The first summer I spent in Colorado I did some of the more touristy things that the state has to offer. These are things that everyone who visits or even lives here should do at some point so I figured I'd check them off the list right away. One of those activities was driving Trail Ridge Road in Rocky Mountain National Park (RMNP) from the east side of the park to the west side. The road climbs above treeline as it snakes through the mountains and provides spectacular view of the Rocky Mountains. At the top there are several viewpoints where you can look west. One of the things that struck me as I was looking around was the valley between the mountains I was standing on and the ones to the west. I could look over the edge, 2000 feet down, and see a river and some lakes down there and I remember wondering to myself whether you could get down there to go hiking.
The view of the Gorge Lakes from Trail Ridge Road
A couple years later I was perusing one of my books that details all of the hiking trails in RMNP. I came across a section about the Gorge Lakes and as I started reading I had an eureka moment. This was it, this was the area that I had looked down upon years before from the road and here were the details for how to get there. I took in all I could from the book and when it said that there was actually a backcountry campsite down in there I got really excited. I immediately figured out how to book the site and on the first day you can reserve backcountry sites in RMNP I got online and reserved Little Rock Lake campsite for two nights during the first weekend of September. The next step, which turned out to be pretty easy, was finding a couple of friends who wanted to do it with me. Andrew and Mike were on board right away so then all we had to do was wait for September to come.

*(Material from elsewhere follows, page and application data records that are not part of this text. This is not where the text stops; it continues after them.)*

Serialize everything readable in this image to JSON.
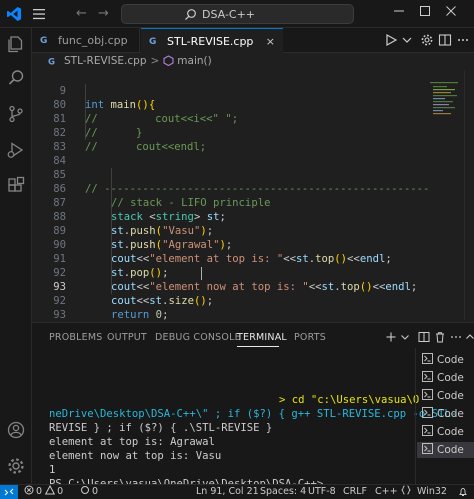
{
  "titlebar": {
    "search_text": "DSA-C++"
  },
  "tabs": [
    {
      "label": "func_obj.cpp",
      "active": false
    },
    {
      "label": "STL-REVISE.cpp",
      "active": true,
      "close": "×"
    }
  ],
  "breadcrumb": {
    "file": "STL-REVISE.cpp",
    "separator": ">",
    "symbol": "main()"
  },
  "editor": {
    "current_line": 91,
    "lines": [
      {
        "n": "9"
      },
      {
        "n": "80"
      },
      {
        "n": "81"
      },
      {
        "n": "82"
      },
      {
        "n": "83"
      },
      {
        "n": "84"
      },
      {
        "n": "85"
      },
      {
        "n": "86"
      },
      {
        "n": "87"
      },
      {
        "n": "88"
      },
      {
        "n": "89"
      },
      {
        "n": "90"
      },
      {
        "n": "91"
      },
      {
        "n": "92"
      },
      {
        "n": "93"
      }
    ],
    "code": {
      "l9_kw": "int",
      "l9_fn": "main",
      "l80": "//         cout<<i<<\" \";",
      "l81": "//      }",
      "l82": "//      cout<<endl;",
      "l85": "// ---------------------------------------------------------------------",
      "l86": "// stack - LIFO principle",
      "l87_ty": "stack",
      "l87_kw": "string",
      "l87_var": "st",
      "l88_var": "st",
      "l88_fn": "push",
      "l88_str": "\"Vasu\"",
      "l89_var": "st",
      "l89_fn": "push",
      "l89_str": "\"Agrawal\"",
      "l90_var": "cout",
      "l90_str": "\"element at top is: \"",
      "l90_var2": "st",
      "l90_fn": "top",
      "l90_var3": "endl",
      "l91_var": "st",
      "l91_fn": "pop",
      "l92_var": "cout",
      "l92_str": "\"element now at top is: \"",
      "l92_var2": "st",
      "l92_fn": "top",
      "l92_var3": "endl",
      "l93_var": "cout",
      "l93_var2": "st",
      "l93_fn": "size",
      "l94_kw": "return",
      "l94_num": "0"
    }
  },
  "panel": {
    "tabs": [
      "PROBLEMS",
      "OUTPUT",
      "DEBUG CONSOLE",
      "TERMINAL",
      "PORTS"
    ],
    "active_tab": "TERMINAL",
    "terminal_lines": [
      "> cd \"c:\\Users\\vasua\\O",
      "neDrive\\Desktop\\DSA-C++\\\" ; if ($?) { g++ STL-REVISE.cpp -o STL-",
      "REVISE } ; if ($?) { .\\STL-REVISE }",
      "element at top is: Agrawal",
      "element now at top is: Vasu",
      "1",
      "PS C:\\Users\\vasua\\OneDrive\\Desktop\\DSA-C++> "
    ],
    "terminal_list": [
      "Code",
      "Code",
      "Code",
      "Code",
      "Code",
      "Code"
    ],
    "selected_terminal_index": 5
  },
  "statusbar": {
    "errors": "0",
    "warnings": "0",
    "ports": "0",
    "cursor": "Ln 91, Col 21",
    "spaces": "Spaces: 4",
    "encoding": "UTF-8",
    "eol": "CRLF",
    "language": "C++",
    "platform": "Win32"
  },
  "colors": {
    "accent": "#0078d4",
    "editor_bg": "#1f1f1f",
    "chrome_bg": "#181818"
  }
}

When the day arrived we got up before dawn and made the drive to the park. It was a little chilly down in Denver and Boulder and as we drove up into the mountains the temperature continued to drop and of course a light rain began to fall. By the time we made it to the trailhead at Milner Pass the temperature was 34 degrees and a steady light rain was falling. We sat in the car with the heat blasting and had a long conversation about whether this was going to be worth it. We were inches away from calling it and just driving into town to hang out for the weekend when the rain broke (momentarily). We made the decision that we were there so we might as well do it. We hopped out of the car, got our packs together and got on the trail just in time for the rain to start again. At this point we were hiking though so there was no turning back.
As we climbed the trail the rain continued and the fog got thicker. I would be lying if I told you it wasn't pretty miserable for the first 45 minutes. After about a mile and a half of hiking the fog decided to lift for a minute and we got a decent little view of the tundra we were hiking through. We used this little break in the weather as an opportunity to take stock of where we were.
A break in the rain lets us regroup
The trail looking back from where we just came.
On a normal trail, hiking through fog isn't so bad. You can generally follow the trail to your destination without really getting lost. But the hike to this campsite is not a normal trail. You start off on a trail that takes you to Mt. Ida and beyond but the route to the campsite and the Gorge Lakes splits off about a half mile from the summit to Mt. Ida. From there you hike off trail down a ridge and into the gorge, navigating by compass and, assuming you can see, following the most logical route down the mountain. Unfortunately for us, the fog made it a bit difficult to see where we were going. Nevertheless, we pressed on keeping a lookout on our left for the ridge that we would use to navigate down the mountain. At one point, completely surrounded by fog, we came to a rocky outcrop that felt like it was higher than everything around it. We pulled out or compass and map, looked around and made the decision that there was no way that we had already gotten to the summit of Mt. Ida. Besides, we hadn't seen any ridges off to our left so we should probably keep going. We continued to press on but the trail started down hill pretty steeply and when we consulted the compass we decided that we were going the wrong way. Back up hill we trudged to that same rocky outcropping where, to our surprise, we found three human beings. One of them had a gps and proclaimed we were standing on the summit of Mt. Ida. And that is the story of how we hiked half a mile too far and up an extra 800 feet to decided we hadn't hiked far enough so we should keep going, just to decide we had gone too far therefore deciding to turn around hike back up a couple hundred feet just so we could accidentally summit Mt. Ida twice in one day.
Hey Andrew and Mike, how is the view from the top of Mt. Ida today?
Summit of Mt. Ida